Wednesday, September 10, 2014

Primer: Understanding Stock – Flow Norms

A stock–flow norm is a relationship between stock and flow variables within an economic model, which we assume also holds true for the real economy. Normally, we do not expect the holdings of an asset to become "too large" relative to incomes. They are core behavioral relationships within stock-flow consistent (SFC) models. Within this article, I explain how these stock – flow norms work within these models. I will discuss the implications of stock-flow norms in later articles, but I note that they are incredibly important for the analysis of government debt dynamics.



Sunday, September 7, 2014

North American Labour Market Convergence

Chart: U.S. Employment Ratio

The American and Canadian labour market data for August were released last Friday, and they continued to follow their relatively dismal trends. As always, there was some excitement around the U.S. Nonfarm Payrolls number, which I think can be safely ignored. Although the Canadian and American economies have quite different outlooks - the Canadian housing bubble has not yet popped - there is a continued qualitative convergence in the labour market. In particular, there is weak aggregate job growth, despite allegedly unsustainable loose monetary policy, and a continued rotation towards part-time work. Since the United States already devastated its labour market, things are unlikely to get much worse, but Canada remains far more exposed to another leg down.

Monday, September 1, 2014

Labor Market Conditions Index - The Right Answer To The Wrong Question?

The latest innovation in Fed-watching is the Labor Market Conditions Index (LMCI), which was developed by Chung, Fallick, Nekarda and Ratner in a working paper (FEDS Notes). This work was referred to by Fed Chair Janet Yellen in her Jackson Hole speech. If you want to measure the slack in the labour market, something like the LMCI is probably the best way to do it. But my concern is that the assumption that we can aggregate the employment situation into a single market is misleading, and the current environment is more easily understood if we dis-aggregate the labour market. Unfortunately, this is easier said than done. My comments here will be relatively brief, as I had been busy enjoying the summer over recent weeks.

Sunday, August 24, 2014

Sustained Growth On A Finite Planet

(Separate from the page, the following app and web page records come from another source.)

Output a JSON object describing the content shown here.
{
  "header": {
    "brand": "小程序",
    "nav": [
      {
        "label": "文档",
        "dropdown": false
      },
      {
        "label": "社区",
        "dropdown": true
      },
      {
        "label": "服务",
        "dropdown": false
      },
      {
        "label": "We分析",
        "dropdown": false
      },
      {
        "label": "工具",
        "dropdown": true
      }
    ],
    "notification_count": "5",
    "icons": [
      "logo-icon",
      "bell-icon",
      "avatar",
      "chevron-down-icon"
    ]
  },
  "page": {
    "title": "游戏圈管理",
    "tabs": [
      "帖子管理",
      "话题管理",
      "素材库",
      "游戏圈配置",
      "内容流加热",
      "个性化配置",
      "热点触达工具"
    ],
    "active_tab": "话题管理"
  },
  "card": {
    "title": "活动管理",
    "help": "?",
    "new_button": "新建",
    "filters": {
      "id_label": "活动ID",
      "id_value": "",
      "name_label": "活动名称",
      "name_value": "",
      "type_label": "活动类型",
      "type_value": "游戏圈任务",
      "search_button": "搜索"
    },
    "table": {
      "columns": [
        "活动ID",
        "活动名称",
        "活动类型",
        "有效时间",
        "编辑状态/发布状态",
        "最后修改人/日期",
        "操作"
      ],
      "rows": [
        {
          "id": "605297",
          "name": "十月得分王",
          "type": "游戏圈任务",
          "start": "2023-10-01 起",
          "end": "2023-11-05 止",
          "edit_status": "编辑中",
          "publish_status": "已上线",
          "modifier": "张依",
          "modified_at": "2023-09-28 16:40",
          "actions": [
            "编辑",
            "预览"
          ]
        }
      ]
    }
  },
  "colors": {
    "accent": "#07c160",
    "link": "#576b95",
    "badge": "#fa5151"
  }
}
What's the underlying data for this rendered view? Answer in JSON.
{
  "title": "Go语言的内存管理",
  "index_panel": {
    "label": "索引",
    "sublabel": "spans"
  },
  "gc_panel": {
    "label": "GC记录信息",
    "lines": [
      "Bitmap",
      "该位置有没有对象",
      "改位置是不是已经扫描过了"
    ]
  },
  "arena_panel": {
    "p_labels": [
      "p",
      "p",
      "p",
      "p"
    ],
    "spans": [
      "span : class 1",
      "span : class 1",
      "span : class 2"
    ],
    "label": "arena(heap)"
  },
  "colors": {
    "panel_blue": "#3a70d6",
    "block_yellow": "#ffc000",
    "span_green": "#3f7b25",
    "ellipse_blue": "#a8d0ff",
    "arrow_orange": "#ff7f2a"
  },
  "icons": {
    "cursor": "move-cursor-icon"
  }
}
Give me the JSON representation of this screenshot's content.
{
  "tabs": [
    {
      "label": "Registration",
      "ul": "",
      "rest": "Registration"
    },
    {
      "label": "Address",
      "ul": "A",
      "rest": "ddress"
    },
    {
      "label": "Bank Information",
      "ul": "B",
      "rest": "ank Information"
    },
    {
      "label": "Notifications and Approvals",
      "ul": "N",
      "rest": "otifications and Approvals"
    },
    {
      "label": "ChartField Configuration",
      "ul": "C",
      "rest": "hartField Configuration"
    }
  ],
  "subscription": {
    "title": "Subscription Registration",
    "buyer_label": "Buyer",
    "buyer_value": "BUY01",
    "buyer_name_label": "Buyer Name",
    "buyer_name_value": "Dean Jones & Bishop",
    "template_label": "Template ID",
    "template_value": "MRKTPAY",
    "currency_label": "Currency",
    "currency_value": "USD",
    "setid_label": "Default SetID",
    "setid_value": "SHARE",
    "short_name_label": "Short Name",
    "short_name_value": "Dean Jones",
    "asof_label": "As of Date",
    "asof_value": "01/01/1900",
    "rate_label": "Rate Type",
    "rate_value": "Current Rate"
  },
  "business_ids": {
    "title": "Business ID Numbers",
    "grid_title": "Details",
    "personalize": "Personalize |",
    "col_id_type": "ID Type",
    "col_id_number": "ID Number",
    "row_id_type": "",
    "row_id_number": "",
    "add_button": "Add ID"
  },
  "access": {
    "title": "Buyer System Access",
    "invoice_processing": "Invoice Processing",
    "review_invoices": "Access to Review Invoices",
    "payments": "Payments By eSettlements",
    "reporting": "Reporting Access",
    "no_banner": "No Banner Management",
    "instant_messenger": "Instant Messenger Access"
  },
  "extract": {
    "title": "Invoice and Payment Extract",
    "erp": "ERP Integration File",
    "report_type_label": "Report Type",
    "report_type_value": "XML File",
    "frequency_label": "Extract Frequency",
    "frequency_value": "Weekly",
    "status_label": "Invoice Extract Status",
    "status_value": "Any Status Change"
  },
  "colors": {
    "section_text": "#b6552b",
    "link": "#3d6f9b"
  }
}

In recent years, it has been increasingly popular to make statements along the line that exponential* economic growth cannot forever in a finite planet. (One of the more popular examples of this argument was the essay Exponential Economist Meets Finite Physicist, by Tom Murphy, an Associate Professor of Physics at the University of California, San Diego.) I follow what I would describe as a minimal Peak Oil viewpoint, but I believe that this framing of the issue in terms of a finite planet is largely incorrect in terms of analysing the economy. My reading of the situation is that under a non-catastrophic Peak Oil scenario, economic growth in the developed world will continue much as it has been doing for a fairly long horizon (30 to 50 years?). Much longer horizons (100 years, for example) is when very serious problems would show up in the economic data.